[Records excerpted from a collection]
>>>>
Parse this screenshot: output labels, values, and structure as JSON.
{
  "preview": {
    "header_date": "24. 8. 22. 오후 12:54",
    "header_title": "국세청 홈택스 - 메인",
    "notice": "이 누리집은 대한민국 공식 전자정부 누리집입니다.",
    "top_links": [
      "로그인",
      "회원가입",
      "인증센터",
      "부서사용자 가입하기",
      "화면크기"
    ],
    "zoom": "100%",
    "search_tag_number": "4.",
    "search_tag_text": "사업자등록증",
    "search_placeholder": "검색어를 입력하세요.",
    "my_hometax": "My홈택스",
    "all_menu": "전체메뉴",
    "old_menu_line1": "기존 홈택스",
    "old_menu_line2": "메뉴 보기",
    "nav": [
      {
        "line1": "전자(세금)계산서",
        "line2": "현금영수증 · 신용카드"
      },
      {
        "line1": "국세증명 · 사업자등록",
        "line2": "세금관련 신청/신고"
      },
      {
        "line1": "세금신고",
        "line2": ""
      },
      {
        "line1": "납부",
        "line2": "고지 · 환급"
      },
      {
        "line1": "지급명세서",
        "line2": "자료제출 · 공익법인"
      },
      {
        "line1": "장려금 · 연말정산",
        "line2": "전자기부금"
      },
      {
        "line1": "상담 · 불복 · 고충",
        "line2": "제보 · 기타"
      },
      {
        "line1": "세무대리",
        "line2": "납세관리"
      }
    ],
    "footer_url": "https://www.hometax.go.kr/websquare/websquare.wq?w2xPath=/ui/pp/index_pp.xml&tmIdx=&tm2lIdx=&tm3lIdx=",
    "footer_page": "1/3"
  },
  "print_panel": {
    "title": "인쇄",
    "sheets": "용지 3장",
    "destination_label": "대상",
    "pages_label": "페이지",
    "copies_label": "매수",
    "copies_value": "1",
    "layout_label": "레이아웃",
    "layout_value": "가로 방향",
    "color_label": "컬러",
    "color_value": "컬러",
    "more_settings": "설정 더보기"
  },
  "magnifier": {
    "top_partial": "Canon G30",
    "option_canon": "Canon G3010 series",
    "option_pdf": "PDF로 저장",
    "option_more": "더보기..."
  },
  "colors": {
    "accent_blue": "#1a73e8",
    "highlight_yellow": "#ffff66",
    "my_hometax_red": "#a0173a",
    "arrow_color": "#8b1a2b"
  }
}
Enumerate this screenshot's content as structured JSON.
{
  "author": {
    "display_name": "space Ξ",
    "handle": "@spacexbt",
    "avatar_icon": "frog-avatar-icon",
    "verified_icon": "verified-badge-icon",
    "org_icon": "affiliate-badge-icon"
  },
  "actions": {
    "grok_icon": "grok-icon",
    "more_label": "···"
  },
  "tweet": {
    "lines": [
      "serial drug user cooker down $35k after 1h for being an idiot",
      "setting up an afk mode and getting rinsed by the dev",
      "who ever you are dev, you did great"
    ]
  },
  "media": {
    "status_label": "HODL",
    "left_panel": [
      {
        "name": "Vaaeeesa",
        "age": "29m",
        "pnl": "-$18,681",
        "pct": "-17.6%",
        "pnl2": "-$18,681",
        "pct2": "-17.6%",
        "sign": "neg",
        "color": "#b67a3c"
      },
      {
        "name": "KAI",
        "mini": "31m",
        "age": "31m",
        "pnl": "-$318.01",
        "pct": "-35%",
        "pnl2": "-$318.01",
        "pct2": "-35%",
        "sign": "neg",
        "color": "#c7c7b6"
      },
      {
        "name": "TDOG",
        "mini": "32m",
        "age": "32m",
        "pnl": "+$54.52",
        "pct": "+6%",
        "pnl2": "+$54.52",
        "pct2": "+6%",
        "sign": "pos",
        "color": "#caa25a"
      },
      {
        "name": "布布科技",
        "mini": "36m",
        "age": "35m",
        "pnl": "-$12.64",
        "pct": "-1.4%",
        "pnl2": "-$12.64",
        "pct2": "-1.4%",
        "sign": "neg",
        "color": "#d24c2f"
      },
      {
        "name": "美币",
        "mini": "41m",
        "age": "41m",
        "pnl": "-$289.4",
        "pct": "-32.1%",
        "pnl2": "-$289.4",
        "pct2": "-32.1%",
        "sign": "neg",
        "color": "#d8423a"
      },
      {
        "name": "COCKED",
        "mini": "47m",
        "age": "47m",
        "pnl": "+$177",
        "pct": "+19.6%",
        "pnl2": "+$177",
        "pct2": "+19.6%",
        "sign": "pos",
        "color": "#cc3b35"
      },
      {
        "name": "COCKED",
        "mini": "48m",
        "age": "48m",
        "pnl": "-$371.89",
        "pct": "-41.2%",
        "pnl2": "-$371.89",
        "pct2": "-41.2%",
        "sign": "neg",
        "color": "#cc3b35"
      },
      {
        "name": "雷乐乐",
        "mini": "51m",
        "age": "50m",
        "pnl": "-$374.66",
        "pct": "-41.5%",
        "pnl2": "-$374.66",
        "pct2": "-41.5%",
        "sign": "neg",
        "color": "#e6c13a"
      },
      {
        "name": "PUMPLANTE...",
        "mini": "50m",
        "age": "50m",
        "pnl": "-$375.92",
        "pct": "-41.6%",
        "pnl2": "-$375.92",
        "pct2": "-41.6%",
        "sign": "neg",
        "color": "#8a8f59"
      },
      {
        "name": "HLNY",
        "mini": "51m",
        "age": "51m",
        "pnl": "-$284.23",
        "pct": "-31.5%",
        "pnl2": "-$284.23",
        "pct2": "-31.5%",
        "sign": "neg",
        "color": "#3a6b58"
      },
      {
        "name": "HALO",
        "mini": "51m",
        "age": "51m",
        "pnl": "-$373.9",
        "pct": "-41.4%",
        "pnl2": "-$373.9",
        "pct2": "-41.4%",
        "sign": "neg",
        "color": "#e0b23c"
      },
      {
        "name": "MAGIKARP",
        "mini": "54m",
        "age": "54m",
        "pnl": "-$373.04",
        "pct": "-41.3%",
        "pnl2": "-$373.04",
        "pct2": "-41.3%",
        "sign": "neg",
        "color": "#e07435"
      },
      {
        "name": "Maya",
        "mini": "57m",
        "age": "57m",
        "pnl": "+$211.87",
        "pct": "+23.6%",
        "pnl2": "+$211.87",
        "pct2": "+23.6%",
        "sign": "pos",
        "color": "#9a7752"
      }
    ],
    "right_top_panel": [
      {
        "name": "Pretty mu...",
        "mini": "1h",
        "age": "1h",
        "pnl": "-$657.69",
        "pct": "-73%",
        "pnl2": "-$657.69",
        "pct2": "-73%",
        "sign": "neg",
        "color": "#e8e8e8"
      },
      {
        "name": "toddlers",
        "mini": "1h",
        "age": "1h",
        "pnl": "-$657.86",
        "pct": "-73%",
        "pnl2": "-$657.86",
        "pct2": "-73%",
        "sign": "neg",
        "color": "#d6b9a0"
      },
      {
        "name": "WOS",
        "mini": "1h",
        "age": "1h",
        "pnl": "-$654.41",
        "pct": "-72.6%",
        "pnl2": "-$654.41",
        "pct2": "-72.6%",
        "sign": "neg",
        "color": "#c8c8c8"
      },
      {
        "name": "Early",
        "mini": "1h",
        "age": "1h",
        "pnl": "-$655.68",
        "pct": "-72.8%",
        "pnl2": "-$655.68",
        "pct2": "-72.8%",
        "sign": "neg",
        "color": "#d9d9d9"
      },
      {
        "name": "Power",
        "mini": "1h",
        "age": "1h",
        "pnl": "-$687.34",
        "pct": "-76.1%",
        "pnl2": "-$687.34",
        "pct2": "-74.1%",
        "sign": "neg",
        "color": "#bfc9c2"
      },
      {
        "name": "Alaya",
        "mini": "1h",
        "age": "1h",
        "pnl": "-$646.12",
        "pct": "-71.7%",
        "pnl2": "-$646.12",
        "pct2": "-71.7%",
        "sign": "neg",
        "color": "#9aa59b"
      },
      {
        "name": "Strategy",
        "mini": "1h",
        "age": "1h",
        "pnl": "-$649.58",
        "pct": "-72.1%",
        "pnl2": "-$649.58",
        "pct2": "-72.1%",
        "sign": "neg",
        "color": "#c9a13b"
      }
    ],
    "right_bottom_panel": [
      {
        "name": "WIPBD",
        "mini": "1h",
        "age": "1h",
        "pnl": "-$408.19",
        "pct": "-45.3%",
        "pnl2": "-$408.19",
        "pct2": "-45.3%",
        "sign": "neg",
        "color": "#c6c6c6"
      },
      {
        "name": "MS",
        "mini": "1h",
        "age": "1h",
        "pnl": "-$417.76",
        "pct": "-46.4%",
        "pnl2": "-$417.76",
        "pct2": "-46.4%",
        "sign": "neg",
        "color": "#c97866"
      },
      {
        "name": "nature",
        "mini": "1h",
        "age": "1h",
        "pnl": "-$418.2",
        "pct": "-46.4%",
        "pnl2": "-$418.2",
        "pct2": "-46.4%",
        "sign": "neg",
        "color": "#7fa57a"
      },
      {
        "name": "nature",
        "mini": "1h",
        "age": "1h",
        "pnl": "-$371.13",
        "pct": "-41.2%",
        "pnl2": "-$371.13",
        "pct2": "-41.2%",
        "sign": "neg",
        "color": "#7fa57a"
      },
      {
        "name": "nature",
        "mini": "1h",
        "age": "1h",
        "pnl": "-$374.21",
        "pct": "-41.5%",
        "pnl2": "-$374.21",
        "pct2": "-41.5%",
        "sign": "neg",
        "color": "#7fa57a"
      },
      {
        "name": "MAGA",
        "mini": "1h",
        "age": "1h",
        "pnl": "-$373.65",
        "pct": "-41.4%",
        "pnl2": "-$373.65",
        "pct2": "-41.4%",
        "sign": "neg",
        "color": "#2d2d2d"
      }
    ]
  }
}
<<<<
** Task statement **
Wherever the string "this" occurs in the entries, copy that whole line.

** Finished task **
Parse this screenshot: output labels, values, and structure as JSON.
Enumerate this screenshot's content as structured JSON.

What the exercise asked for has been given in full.